== TASK OBJECTIVE ==
Search the data for "illustration". Return each matching line.

== RECORDS ==
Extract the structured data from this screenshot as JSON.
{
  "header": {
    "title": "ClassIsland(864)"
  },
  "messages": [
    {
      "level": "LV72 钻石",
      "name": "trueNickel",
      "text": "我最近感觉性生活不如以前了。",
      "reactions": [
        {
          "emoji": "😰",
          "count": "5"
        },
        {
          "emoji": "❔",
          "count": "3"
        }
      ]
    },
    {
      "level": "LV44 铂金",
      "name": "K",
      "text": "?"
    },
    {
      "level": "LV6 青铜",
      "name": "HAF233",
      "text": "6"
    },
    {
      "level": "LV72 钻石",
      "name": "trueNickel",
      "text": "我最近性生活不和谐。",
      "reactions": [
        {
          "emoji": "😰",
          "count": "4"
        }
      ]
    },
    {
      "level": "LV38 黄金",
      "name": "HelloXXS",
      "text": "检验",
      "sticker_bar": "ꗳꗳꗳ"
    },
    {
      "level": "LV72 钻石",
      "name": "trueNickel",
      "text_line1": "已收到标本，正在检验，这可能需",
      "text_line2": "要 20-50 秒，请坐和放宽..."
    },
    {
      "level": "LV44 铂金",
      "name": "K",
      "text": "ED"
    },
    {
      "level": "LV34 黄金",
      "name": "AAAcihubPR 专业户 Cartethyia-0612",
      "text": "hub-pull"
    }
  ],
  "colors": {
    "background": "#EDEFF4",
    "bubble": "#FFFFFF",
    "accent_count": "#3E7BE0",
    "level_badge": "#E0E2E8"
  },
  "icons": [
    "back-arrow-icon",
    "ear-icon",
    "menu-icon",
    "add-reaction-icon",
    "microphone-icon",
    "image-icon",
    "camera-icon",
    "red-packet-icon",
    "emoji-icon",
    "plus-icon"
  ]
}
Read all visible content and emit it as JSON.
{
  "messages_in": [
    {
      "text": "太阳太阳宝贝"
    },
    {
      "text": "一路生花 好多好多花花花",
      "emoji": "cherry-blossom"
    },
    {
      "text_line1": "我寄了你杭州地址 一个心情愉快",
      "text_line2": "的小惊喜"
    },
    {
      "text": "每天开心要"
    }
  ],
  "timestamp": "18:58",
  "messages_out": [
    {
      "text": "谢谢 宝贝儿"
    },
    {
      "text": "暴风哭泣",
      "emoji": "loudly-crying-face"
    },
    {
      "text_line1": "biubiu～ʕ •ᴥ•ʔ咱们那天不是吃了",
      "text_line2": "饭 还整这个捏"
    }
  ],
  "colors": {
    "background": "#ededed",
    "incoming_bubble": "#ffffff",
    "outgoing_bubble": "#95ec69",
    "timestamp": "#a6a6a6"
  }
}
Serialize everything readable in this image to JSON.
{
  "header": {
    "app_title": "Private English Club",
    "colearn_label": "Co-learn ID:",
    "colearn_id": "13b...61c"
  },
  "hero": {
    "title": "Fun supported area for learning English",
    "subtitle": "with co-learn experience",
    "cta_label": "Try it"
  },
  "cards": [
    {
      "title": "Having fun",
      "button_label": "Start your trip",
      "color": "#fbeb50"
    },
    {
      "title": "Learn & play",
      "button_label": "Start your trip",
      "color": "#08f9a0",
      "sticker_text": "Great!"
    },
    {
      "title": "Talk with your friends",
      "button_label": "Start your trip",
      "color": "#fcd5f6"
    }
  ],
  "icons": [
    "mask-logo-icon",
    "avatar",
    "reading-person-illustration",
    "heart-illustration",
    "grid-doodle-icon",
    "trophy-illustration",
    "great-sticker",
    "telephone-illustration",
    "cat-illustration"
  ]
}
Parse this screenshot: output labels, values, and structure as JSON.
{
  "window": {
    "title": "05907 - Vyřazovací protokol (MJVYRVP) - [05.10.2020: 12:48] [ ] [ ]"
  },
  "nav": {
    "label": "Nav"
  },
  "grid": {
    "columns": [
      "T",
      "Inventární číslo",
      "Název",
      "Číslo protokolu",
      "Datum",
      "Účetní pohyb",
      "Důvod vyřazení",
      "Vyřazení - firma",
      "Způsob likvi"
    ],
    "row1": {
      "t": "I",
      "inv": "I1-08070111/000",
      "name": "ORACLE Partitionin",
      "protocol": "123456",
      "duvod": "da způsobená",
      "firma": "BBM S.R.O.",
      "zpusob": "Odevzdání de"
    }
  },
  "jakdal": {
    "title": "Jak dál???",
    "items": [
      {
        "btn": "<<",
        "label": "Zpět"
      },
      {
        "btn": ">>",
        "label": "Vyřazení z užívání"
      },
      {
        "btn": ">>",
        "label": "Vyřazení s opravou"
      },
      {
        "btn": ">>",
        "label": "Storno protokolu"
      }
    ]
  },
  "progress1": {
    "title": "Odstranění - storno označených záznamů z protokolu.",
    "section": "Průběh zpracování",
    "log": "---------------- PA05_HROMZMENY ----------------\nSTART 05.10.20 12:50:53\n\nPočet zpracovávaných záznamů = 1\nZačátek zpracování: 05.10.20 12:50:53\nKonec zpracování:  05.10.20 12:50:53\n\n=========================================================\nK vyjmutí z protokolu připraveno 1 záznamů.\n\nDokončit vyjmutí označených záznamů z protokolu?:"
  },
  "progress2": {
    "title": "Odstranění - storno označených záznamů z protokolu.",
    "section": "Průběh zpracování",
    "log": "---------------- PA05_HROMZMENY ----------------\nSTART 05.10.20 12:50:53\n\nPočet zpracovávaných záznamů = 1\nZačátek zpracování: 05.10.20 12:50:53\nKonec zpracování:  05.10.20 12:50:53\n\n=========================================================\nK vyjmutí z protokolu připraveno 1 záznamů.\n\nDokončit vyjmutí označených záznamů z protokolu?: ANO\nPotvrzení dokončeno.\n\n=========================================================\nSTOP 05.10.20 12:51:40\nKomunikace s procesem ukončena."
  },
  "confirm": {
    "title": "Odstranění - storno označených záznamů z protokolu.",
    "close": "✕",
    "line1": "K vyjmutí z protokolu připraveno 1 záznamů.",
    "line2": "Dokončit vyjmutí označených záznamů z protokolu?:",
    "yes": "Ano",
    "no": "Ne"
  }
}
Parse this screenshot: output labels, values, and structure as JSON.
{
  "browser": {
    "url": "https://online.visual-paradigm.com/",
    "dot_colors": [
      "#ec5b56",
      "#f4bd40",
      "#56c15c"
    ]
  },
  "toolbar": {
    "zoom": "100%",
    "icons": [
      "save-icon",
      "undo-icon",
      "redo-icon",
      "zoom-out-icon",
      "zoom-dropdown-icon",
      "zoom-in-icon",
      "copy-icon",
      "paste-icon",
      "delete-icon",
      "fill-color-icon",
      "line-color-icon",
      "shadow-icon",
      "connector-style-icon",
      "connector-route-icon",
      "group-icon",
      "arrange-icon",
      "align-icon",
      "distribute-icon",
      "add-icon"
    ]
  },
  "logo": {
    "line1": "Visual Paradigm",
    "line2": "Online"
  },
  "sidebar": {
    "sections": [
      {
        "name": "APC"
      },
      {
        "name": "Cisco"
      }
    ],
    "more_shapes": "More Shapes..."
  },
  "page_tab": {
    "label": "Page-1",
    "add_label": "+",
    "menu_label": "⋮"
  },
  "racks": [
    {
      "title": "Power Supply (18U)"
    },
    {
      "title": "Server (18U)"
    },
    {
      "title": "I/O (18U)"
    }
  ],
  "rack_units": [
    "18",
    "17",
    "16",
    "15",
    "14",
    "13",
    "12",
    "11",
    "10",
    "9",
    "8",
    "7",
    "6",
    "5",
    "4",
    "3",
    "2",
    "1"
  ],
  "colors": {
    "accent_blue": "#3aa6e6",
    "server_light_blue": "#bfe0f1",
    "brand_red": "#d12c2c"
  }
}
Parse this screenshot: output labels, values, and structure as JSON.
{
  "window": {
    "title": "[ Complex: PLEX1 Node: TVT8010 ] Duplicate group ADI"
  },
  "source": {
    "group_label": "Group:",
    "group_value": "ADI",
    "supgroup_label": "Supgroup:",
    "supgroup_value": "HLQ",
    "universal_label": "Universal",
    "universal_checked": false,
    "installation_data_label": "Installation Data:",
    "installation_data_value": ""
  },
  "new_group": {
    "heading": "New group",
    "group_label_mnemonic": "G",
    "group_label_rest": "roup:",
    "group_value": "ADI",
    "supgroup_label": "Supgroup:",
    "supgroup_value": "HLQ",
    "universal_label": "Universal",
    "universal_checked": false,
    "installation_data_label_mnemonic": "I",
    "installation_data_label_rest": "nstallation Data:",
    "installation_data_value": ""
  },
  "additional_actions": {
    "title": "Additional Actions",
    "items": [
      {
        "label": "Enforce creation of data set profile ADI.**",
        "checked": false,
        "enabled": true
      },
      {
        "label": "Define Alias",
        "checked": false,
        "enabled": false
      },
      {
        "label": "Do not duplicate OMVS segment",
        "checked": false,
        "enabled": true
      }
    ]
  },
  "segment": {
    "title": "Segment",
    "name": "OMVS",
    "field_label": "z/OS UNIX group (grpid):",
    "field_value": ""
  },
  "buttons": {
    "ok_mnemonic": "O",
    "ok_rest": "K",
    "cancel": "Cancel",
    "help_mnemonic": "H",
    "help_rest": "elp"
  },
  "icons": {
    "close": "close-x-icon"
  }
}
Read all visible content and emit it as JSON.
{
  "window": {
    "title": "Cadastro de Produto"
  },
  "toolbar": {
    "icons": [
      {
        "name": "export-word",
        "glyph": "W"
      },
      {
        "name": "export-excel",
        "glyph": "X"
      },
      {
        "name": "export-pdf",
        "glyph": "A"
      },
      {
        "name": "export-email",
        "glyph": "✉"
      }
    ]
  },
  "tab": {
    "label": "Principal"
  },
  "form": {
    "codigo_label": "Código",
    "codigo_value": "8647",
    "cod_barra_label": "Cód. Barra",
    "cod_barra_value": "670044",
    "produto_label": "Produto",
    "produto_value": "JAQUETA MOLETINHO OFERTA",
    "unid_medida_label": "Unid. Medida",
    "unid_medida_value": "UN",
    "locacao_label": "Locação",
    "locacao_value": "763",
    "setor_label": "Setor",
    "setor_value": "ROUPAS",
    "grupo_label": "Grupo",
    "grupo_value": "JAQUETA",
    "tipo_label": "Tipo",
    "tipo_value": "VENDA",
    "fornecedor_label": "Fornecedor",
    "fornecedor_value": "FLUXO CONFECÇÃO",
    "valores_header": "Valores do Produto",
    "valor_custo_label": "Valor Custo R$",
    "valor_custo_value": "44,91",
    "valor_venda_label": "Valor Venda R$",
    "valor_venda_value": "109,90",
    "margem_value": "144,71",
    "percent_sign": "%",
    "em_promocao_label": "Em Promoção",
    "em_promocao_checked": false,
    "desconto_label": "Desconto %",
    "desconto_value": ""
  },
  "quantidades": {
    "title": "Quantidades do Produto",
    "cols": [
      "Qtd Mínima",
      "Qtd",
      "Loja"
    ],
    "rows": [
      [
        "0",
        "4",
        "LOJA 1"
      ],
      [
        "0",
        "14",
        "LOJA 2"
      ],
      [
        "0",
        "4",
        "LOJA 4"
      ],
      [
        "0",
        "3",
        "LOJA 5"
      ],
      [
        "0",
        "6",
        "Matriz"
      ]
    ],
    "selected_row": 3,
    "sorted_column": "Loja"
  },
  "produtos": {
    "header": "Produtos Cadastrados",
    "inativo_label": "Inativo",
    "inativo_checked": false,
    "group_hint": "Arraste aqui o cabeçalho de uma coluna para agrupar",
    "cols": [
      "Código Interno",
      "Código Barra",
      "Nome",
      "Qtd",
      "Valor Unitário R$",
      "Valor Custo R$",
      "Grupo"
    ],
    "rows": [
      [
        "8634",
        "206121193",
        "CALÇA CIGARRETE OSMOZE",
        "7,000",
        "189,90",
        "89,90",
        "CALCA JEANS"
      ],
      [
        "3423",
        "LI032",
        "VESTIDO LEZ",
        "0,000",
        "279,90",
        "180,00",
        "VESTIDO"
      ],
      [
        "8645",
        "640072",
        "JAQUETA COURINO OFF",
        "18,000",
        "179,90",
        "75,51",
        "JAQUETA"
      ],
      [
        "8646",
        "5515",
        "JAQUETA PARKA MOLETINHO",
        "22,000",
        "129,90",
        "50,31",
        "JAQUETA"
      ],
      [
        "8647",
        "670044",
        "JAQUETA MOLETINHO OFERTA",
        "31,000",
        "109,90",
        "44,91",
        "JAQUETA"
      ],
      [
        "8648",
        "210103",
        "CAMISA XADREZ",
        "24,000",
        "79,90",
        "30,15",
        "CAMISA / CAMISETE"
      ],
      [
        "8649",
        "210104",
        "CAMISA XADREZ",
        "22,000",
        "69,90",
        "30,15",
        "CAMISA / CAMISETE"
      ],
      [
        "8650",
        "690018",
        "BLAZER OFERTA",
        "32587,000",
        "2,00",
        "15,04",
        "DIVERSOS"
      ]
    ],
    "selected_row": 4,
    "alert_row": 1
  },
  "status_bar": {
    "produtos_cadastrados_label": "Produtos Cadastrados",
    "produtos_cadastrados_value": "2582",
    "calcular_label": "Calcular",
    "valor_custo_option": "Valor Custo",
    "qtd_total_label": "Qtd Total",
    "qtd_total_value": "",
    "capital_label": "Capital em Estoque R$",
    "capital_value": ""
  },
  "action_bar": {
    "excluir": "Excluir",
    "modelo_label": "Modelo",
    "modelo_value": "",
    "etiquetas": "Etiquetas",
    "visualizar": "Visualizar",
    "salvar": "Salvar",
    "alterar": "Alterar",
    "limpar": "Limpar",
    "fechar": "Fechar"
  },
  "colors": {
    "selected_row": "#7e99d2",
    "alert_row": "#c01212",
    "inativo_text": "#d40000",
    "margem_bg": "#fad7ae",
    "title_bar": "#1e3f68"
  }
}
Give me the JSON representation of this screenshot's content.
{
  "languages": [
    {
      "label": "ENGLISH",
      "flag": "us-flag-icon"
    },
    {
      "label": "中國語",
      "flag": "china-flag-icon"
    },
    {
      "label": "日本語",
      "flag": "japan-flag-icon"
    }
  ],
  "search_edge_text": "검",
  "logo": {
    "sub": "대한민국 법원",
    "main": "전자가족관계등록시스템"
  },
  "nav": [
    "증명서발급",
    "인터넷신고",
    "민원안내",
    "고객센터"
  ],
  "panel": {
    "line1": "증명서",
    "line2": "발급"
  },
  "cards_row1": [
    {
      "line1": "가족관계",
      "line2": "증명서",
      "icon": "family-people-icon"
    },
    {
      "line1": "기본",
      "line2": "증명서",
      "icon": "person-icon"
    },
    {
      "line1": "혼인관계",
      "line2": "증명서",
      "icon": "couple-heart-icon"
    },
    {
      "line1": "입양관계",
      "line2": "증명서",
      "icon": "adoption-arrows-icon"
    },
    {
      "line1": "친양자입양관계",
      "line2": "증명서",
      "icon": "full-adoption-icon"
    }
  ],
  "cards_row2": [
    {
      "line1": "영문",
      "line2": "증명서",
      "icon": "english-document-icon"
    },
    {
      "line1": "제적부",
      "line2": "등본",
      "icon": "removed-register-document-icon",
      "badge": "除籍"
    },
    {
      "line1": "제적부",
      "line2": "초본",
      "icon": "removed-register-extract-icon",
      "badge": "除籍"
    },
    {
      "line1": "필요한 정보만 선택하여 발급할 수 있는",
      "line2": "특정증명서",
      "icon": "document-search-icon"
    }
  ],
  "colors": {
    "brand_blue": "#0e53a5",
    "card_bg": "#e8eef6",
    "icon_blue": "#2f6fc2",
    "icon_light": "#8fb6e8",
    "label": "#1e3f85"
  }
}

== EXERCISE ANSWER ==
    "reading-person-illustration",
    "heart-illustration",
    "trophy-illustration",
    "telephone-illustration",
    "cat-illustration"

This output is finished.